_Record set_
= Beginning of Section =
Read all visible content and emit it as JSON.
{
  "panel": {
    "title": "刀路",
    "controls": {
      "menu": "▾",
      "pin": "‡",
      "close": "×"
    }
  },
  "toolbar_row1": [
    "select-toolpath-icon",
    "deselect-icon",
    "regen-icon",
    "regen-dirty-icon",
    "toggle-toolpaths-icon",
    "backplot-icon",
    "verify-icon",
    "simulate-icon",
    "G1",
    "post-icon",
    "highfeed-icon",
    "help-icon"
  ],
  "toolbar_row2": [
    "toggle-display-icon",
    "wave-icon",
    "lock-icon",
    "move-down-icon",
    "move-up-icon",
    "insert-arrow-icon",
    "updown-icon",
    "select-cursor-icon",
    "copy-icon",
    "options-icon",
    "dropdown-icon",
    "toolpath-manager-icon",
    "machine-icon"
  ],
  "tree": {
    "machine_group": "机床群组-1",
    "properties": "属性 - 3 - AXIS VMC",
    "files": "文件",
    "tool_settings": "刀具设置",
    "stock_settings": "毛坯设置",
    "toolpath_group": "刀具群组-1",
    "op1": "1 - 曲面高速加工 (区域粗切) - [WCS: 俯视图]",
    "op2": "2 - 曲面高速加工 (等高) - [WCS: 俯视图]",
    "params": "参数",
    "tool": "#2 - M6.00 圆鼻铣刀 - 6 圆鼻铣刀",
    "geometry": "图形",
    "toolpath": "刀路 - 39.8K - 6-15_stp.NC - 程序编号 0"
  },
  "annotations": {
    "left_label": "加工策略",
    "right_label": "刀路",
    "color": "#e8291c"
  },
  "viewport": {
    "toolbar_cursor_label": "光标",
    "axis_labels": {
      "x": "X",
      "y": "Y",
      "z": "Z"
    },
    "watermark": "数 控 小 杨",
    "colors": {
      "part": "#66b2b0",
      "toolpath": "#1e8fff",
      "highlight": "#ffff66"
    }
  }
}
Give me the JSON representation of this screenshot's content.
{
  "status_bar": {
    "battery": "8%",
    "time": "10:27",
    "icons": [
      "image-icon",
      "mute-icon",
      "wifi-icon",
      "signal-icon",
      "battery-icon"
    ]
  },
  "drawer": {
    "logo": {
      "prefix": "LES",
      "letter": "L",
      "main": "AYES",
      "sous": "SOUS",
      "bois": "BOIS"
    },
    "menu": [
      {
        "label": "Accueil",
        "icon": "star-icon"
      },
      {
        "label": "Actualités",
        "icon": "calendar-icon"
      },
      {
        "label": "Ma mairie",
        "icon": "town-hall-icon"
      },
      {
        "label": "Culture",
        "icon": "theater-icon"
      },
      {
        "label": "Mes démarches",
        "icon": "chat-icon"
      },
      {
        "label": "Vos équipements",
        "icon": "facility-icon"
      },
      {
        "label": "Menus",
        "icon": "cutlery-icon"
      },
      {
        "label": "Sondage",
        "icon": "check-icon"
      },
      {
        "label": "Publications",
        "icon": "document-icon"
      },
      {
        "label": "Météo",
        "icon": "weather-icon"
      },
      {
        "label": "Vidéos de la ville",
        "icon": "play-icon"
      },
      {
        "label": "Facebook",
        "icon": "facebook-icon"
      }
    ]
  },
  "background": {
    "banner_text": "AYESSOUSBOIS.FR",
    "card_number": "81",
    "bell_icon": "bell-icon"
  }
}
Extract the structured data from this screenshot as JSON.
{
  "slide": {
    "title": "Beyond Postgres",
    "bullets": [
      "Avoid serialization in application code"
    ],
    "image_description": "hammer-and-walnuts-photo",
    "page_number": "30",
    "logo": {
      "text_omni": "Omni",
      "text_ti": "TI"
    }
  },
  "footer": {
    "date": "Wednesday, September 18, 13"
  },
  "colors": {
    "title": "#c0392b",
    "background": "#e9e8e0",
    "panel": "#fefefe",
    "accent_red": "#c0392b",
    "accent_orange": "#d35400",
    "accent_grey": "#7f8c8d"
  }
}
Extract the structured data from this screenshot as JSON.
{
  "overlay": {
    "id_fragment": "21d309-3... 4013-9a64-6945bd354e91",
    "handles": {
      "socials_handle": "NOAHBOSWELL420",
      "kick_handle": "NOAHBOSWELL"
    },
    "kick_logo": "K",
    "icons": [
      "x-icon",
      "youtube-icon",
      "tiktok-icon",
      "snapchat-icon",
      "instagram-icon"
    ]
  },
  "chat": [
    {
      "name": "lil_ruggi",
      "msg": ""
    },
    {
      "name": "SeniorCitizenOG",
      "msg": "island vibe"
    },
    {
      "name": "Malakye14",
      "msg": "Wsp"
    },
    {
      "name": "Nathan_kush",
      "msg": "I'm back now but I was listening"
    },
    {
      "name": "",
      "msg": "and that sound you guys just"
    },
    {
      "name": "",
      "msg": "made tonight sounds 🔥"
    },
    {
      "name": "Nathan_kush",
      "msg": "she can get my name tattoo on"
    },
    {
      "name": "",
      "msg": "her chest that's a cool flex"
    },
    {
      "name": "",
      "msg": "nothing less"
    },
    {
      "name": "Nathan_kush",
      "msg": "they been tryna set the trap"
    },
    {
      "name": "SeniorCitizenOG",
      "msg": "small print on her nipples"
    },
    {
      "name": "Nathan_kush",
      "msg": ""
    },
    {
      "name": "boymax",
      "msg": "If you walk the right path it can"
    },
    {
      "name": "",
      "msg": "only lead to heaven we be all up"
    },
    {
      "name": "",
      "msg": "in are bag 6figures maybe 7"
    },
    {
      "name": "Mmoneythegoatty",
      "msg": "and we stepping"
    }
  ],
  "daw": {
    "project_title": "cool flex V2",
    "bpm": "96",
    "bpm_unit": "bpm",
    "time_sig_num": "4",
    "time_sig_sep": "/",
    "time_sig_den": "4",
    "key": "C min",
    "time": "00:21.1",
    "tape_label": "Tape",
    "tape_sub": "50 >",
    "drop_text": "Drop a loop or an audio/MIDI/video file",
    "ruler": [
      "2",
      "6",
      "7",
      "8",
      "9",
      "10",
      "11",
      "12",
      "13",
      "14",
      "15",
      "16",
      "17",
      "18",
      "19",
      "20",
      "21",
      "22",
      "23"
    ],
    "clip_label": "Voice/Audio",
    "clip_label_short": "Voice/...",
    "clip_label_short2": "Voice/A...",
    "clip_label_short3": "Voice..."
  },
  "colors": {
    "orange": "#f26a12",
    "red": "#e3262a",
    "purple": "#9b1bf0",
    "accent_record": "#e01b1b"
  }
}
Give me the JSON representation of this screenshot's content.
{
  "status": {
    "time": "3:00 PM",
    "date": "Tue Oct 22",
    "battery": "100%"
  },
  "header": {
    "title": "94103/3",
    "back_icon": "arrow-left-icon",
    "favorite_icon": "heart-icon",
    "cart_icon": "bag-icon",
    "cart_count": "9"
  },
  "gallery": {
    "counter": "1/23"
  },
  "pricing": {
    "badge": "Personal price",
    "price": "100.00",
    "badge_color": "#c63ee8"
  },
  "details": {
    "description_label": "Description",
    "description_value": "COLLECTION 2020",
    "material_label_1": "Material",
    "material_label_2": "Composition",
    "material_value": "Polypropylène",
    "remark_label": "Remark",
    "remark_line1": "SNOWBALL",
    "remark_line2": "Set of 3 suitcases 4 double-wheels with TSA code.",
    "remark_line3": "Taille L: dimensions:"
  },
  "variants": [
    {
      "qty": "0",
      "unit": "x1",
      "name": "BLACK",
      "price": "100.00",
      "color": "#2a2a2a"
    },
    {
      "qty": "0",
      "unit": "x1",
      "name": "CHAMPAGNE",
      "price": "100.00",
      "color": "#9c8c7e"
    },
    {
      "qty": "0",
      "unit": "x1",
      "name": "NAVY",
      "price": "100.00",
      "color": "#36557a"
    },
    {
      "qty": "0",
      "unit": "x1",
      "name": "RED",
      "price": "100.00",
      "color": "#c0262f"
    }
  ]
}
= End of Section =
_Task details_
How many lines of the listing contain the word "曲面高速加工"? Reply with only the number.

_Task response_
2